Last revised: December 31, 2023
By: Adam Burns
Washington state is an interestingly diverse state from a topographic standpoint; to the east features arid, rolling farmland and the stunning Columbia River Basin while the west features the wet, rainy, and snowy Cascade Range and Puget Sound.
There are also several other mountain ranges dotting the state including the Kettles and Okanagans. In addition, the Blue Mountains can be found in the very southeastern corner of the state while the beautiful Olympic Mountains comprise much of the Olympic Peninsula.
While fall colors can found throughout Washington they are especially prevalent to the west where the state contains lush forests thanks to between 70-150 inches of rain annually between the Coastal Plains and windward slopes of the western mountains.
There is also the Hoh Rainforest located on the Olympic Peninsula. Interestingly, the entire western region receives so much rain that the Columbia Basin is very dry by comparison, usually receiving between 10-40 inches of rain annually.
Washington's fall colors generally peak during early/mid-October at the lower elevations. The most common trees to see include larches, maples, and aspens, which dazzle in an array of crimson, golden yellows, and bright oranges.
The information presented here highlights current locations in Washington offer train rides during the autumn season, or have trips specifically designated to see the fall colors. Please note that the Western Forest Industries Museum mentioned below, formerly the Mount Rainier Scenic Railroad, is currently not operating excursions.
However, their future goals appear to be relaunching train rides with perhaps fall foliage trips as part of their schedule.
(Yacolt): The Chelatchie Prairie Railroad, located in Yacolt, operates on a former logging line constructed during the late 19th century (Vancouver, Klickitat, & Yakima Railroad).
Trips depart from Yacolt, the end of the branch, to Lucia Falls (Moulton) and return, a distance of about 3.5 miles. The entire corridor later became a branch of the Northern Pacific Railway which referred to is as the Yacolt Branch, running 30 miles south from Vancouver.
Stops along the way included Hidden, Barberton, Homan, Laurin, Brush Prairie, Battle Ground, Crawford, Heison, and Wall.
Today, the track is owned by Clark County, which leases it for both freight service and tourism. During September and October the Chelatchie Prairie Railroad offers their Fall Leaves Special and a "Harvest Run."
While many trains are diesel powered they also have an operational steam locomotive, Crossett Western 2-8-2T #10 which always draws big crowds. Your trip departs Yacolt and follows the Yacolt Creek through the valley before turning east along the Lewis River's East Fork.

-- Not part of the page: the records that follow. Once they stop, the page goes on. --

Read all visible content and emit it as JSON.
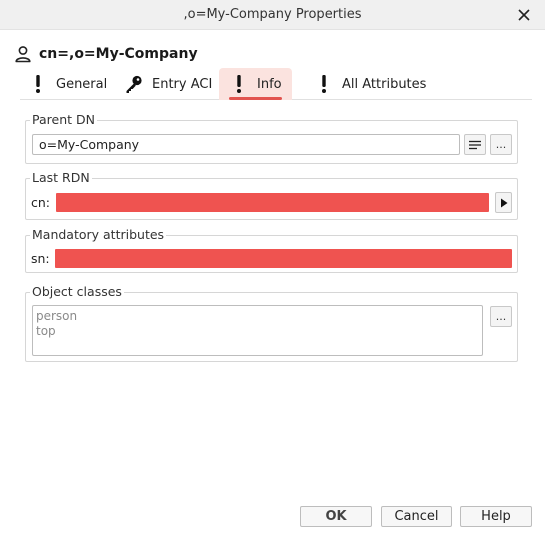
{
  "window": {
    "title": ",o=My-Company Properties"
  },
  "entry": {
    "dn": "cn=,o=My-Company"
  },
  "tabs": [
    {
      "label": "General",
      "icon": "exclamation-icon"
    },
    {
      "label": "Entry ACI",
      "icon": "key-icon"
    },
    {
      "label": "Info",
      "icon": "exclamation-icon",
      "active": true
    },
    {
      "label": "All Attributes",
      "icon": "exclamation-icon"
    }
  ],
  "parent_dn": {
    "legend": "Parent DN",
    "value": "o=My-Company",
    "browse_label": "..."
  },
  "last_rdn": {
    "legend": "Last RDN",
    "attr_label": "cn:"
  },
  "mandatory": {
    "legend": "Mandatory attributes",
    "attr_label": "sn:"
  },
  "object_classes": {
    "legend": "Object classes",
    "items": [
      "person",
      "top"
    ],
    "edit_label": "..."
  },
  "buttons": {
    "ok": "OK",
    "cancel": "Cancel",
    "help": "Help"
  },
  "colors": {
    "error_field": "#ef5350",
    "active_tab_bg": "#fbe3df",
    "active_tab_underline": "#e2544f"
  }
}
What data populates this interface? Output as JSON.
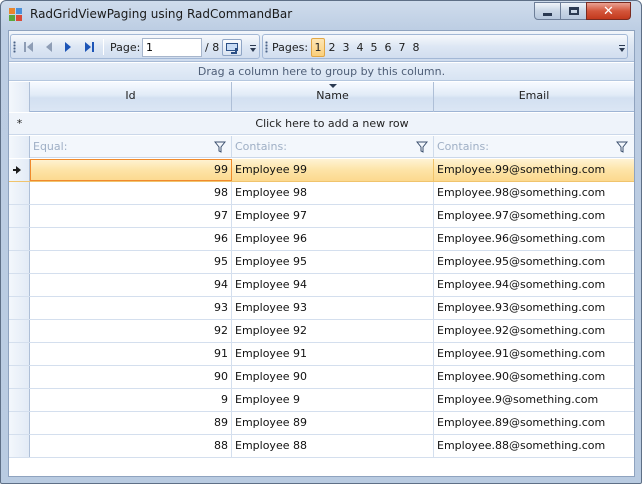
{
  "window": {
    "title": "RadGridViewPaging using RadCommandBar",
    "minimize": "",
    "maximize": "",
    "close": "✕"
  },
  "commandbar": {
    "page_label": "Page:",
    "page_value": "1",
    "page_total": "/ 8",
    "pages_label": "Pages:",
    "pages": [
      "1",
      "2",
      "3",
      "4",
      "5",
      "6",
      "7",
      "8"
    ],
    "active_page": "1",
    "icons": [
      "first-page-icon",
      "previous-page-icon",
      "next-page-icon",
      "last-page-icon",
      "go-to-page-icon",
      "overflow-icon"
    ]
  },
  "grid": {
    "group_panel_text": "Drag a column here to group by this column.",
    "columns": [
      "Id",
      "Name",
      "Email"
    ],
    "sorted_column": "Name",
    "new_row_text": "Click here to add a new row",
    "new_row_glyph": "*",
    "filters": [
      "Equal:",
      "Contains:",
      "Contains:"
    ],
    "rows": [
      {
        "id": "99",
        "name": "Employee 99",
        "email": "Employee.99@something.com"
      },
      {
        "id": "98",
        "name": "Employee 98",
        "email": "Employee.98@something.com"
      },
      {
        "id": "97",
        "name": "Employee 97",
        "email": "Employee.97@something.com"
      },
      {
        "id": "96",
        "name": "Employee 96",
        "email": "Employee.96@something.com"
      },
      {
        "id": "95",
        "name": "Employee 95",
        "email": "Employee.95@something.com"
      },
      {
        "id": "94",
        "name": "Employee 94",
        "email": "Employee.94@something.com"
      },
      {
        "id": "93",
        "name": "Employee 93",
        "email": "Employee.93@something.com"
      },
      {
        "id": "92",
        "name": "Employee 92",
        "email": "Employee.92@something.com"
      },
      {
        "id": "91",
        "name": "Employee 91",
        "email": "Employee.91@something.com"
      },
      {
        "id": "90",
        "name": "Employee 90",
        "email": "Employee.90@something.com"
      },
      {
        "id": "9",
        "name": "Employee 9",
        "email": "Employee.9@something.com"
      },
      {
        "id": "89",
        "name": "Employee 89",
        "email": "Employee.89@something.com"
      },
      {
        "id": "88",
        "name": "Employee 88",
        "email": "Employee.88@something.com"
      }
    ],
    "current_row_index": 0
  },
  "colors": {
    "accent": "#1d55b7",
    "current_row": "#fde4a7",
    "current_cell_border": "#f08a2c",
    "close_button": "#c2391d"
  }
}
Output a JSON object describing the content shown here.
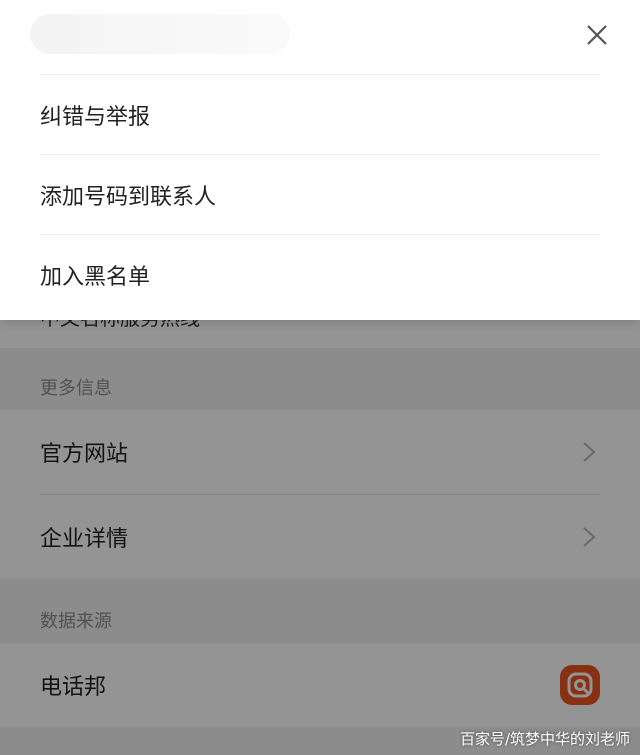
{
  "background": {
    "partial_item": "中文名称服务热线",
    "more_info_header": "更多信息",
    "more_info_items": [
      {
        "label": "官方网站"
      },
      {
        "label": "企业详情"
      }
    ],
    "data_source_header": "数据来源",
    "data_source_name": "电话邦",
    "data_source_logo": "dianhuabang-logo-icon"
  },
  "action_sheet": {
    "close_icon": "close-icon",
    "items": [
      {
        "label": "纠错与举报"
      },
      {
        "label": "添加号码到联系人"
      },
      {
        "label": "加入黑名单"
      }
    ]
  },
  "watermark": "百家号/筑梦中华的刘老师",
  "colors": {
    "overlay": "#000000",
    "logo_orange": "#e8551f",
    "secondary_text": "#8c8c8c"
  }
}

Aside from the splendid colors the trip's highlight, as on nearly every outing, is witnessing beautiful Moulton Falls and Lucia Falls.
The Lake Whatcom Railway, based in Wickersham, operates a short stretch of a former Northern Pacific branch running to the northwest of town and partially following Route 9.
Excursions are typically pulled by a historical diesel locomotive built by the American Locomotive Company, Portland Terminal Railroad Company #30 (completed in July, 1940). The organization also has a steam locomotive on hand that occasionally operates, Northern Pacific 0-6-0 #1070.
They do not host dedicated fall foliage trips but do operate pumpkin patch trains for Halloween which also allow guests to see the autumn colors during the trip. The railroad states these trips typically sell out fast.
(Mineral/Elbe/Eatonville): Washington's most popular excursion, thanks to their impressive fleet of operational steam locomotives, is the Western Forest Industries Museum (formerly the Mount Rainier Scenic Railroad).
There are currently five steamers in action. These include:
The railroad runs a former section of the old Milwaukee Road's Rainier National Park Branch. This line left Seattle and wound its way south to rural Morton (67.3 miles).
Today, the heritage railroad maintains the Mineral (Milepost 53.7) to Elbe (Milepost 47.2) segment, a distance of 6.5 miles.
During October they host the Peanuts™ The Great Pumpkin Patch Express allowing visitors to enjoy the area's gorgeous fall colors while the kids can meet Snoopy and friends and pick out a pumpkin.
The train departs Elbe and heads east out of town. It then turns south at Park Junction and crosses the Nisqually River whereupon it follows Mineral and Roundtop Creeks into Mineral. Nearly your entire trip is through forest canopy making it a great way to see the fall colors.
The onset of COVID-19 shuttered operations at the former Mount Rainier Scenic Railroad, which previously operated trains on this stretch of track. The current Western Forest Industries Museum is expecting to relaunch public excursions but has not given a timetable regarding when that will occur. Please visit their website for latest news.